Start of Block

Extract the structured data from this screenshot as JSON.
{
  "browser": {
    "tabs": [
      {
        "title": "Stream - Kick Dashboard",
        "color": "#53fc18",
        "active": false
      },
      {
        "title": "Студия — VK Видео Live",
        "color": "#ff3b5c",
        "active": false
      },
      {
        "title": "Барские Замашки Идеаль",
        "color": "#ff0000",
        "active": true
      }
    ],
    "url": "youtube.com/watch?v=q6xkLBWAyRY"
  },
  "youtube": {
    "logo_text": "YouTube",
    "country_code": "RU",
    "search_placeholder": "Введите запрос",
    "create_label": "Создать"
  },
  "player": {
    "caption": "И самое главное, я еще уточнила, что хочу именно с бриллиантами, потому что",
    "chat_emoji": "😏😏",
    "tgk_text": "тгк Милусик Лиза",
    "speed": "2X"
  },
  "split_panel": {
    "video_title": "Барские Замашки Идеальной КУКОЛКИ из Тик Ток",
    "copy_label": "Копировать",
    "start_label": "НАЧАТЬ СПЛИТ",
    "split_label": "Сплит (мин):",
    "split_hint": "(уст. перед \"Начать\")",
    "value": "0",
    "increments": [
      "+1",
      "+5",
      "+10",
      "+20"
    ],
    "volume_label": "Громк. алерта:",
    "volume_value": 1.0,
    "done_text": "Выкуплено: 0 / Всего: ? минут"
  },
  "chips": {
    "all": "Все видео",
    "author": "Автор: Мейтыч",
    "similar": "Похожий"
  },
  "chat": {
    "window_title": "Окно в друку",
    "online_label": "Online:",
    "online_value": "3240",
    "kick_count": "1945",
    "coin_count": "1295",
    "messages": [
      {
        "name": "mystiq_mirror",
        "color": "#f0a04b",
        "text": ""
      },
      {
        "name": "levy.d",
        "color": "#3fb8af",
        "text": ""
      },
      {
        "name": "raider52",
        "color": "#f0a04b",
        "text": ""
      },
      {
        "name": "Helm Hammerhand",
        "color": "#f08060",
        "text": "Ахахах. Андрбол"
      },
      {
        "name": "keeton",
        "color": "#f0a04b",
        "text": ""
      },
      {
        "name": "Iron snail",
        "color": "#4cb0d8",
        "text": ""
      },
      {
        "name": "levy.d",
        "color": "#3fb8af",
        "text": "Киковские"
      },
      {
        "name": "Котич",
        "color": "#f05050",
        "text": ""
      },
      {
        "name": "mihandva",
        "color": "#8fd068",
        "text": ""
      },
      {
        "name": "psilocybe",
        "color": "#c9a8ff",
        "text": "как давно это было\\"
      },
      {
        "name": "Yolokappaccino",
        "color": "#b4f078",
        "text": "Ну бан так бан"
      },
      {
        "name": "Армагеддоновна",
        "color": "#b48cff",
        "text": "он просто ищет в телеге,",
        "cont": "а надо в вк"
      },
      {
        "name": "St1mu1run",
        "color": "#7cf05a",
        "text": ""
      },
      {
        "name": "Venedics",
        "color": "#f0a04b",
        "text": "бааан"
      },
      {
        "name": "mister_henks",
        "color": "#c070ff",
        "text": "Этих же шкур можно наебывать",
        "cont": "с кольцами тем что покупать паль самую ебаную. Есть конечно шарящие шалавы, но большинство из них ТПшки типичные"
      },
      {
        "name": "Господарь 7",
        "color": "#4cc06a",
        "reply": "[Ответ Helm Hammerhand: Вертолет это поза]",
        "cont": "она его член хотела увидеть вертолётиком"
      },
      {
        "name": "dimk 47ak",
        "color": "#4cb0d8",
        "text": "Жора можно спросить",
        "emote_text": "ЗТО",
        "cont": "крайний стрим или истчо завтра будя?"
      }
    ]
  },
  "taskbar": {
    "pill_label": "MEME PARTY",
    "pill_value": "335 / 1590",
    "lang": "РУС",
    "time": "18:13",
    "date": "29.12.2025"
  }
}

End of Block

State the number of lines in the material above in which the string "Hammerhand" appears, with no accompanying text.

2